- Am I required to submit to a background check or disclosure of ownership?
- Is all the necessary documentation in place and ready?
As you put together your applications, keep in mind that many states will ask for copies of any existing alcohol licenses. If you are licensed as an alcohol retailer, you will need to provide proof.
Any missing information or documentation can cause unnecessary delays in the application process. That is why it is important to have all your paperwork organized ahead of time. This could include a list of any other owners and managers along with their contact information.
How long does it take to get approved for a license?
It is important to be patient with the process. Remember that your application may be one of the hundreds that they are trying to review. You may have to wait several weeks or months for a final decision, so do your part to move things along by providing all the necessary documentation upfront.
Licensing Restrictions and Requirements
Once you receive your license, make sure that you fully understand the restrictions and requirements that come with it. You will be expected to abide by the rules that are specific to each state. There are serious consequences for non-compliance. If you are made aware of an issue, be sure to address it directly since the repercussions will only become more severe over time. Potential risks of non-compliance include:
- A cease and desist letter
- Costly fines
- Having your license revoked or renewal application rejected
- The loss of other business-related licenses
As a result of the COVID-19, states are looking at non-compliant alcohol shipping violations with increased scrutiny. States are invoking the 21st Amendment Enforcement Act, which means that federal junctions can be made against businesses that break state laws. In addition, you may be held responsible for any violations made by other partners in your DTC alcohol endeavors. When you enter into DTC and add to your business responsibilities, it can be easy to let compliance issues fade into the background. It is important to stay focused and make sure that you are working with trusted partners.
Shipping Rules for Alcohol
When it comes to DTC shipping and logistics, alcohol is unlike other products. It can be complicated to make online sales and there are strict shipping rules, including:
- You must use a common and reputable shipper, like FedEx or UPS
- You must obtain the DTC licenses particular to that state
- You must pay the taxes required by the destination state

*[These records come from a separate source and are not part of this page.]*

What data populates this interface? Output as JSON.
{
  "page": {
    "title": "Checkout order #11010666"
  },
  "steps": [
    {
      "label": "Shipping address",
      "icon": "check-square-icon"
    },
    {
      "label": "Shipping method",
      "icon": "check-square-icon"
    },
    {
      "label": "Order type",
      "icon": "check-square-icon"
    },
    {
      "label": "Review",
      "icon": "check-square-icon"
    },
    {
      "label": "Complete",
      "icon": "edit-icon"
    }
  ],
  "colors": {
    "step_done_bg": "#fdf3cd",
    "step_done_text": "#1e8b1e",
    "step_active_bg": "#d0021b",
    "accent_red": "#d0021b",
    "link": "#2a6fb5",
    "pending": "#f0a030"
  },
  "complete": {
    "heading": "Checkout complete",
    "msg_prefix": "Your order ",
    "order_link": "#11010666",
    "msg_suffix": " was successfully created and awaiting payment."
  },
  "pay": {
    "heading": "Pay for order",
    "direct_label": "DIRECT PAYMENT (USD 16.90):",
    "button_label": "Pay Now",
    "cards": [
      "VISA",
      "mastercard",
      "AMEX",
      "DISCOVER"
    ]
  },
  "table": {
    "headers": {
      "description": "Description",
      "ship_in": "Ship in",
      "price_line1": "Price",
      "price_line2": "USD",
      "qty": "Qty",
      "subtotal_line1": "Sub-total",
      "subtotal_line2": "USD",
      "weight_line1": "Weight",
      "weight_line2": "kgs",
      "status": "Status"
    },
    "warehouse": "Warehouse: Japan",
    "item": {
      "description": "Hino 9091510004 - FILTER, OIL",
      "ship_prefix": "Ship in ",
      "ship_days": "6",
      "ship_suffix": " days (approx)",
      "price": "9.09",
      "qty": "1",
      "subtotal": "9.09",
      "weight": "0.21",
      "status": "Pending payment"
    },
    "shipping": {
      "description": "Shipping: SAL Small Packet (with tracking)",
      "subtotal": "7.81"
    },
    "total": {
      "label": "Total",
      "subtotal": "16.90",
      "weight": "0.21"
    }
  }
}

In addition to obtaining the right license, you will also have to make sure that you are following regulations in each state that you will be shipping to.
Shipping across State Lines
Even in states where alcohol producers can sell DTC, there are further restrictions on the ability to ship across state lines. Once again, only wineries have any success convincing courts and state legislatures to ship among states. Currently, there are 14 states, plus the District of Columbia, that allow for cross-state shipping. Other retailers are taking this as a positive sign and hoping that they can also have some success in lobbying for more shipping opportunities.
While there are restrictions on DTC shipping in the alcohol industry, some states do make allowances. The key is to understand that shipping regulations vary according to state, be sure to thoroughly research licensing rules, and continue to ensure compliance in order to avoid fines and other consequences. Perhaps if regulators are able to see that producers can responsibly ship and distribute their products, more states will allow DTC in their jurisdictions.
What is DTC shipping?
Direct to consumers of DTC shipping means that producers are able to sell directly to the consumer without having to deal with a middleman. With most products, this is a common practice, but the alcohol industry follows a three-tier distribution system (producer – wholesaler – retailer) and DTC is uncommon.
What is a DTC license?
A DTC license allows producers to sell directly to consumers and means that the license holder agrees to comply with all the regulations and rules that are particular to each state.
Can you ship alcohol directly to the consumer?
The ability to ship alcohol DTC depends on the type of alcohol and the state. A total of 47 of 50 states can ship wine DTC while spirits are subject to the most restrictions.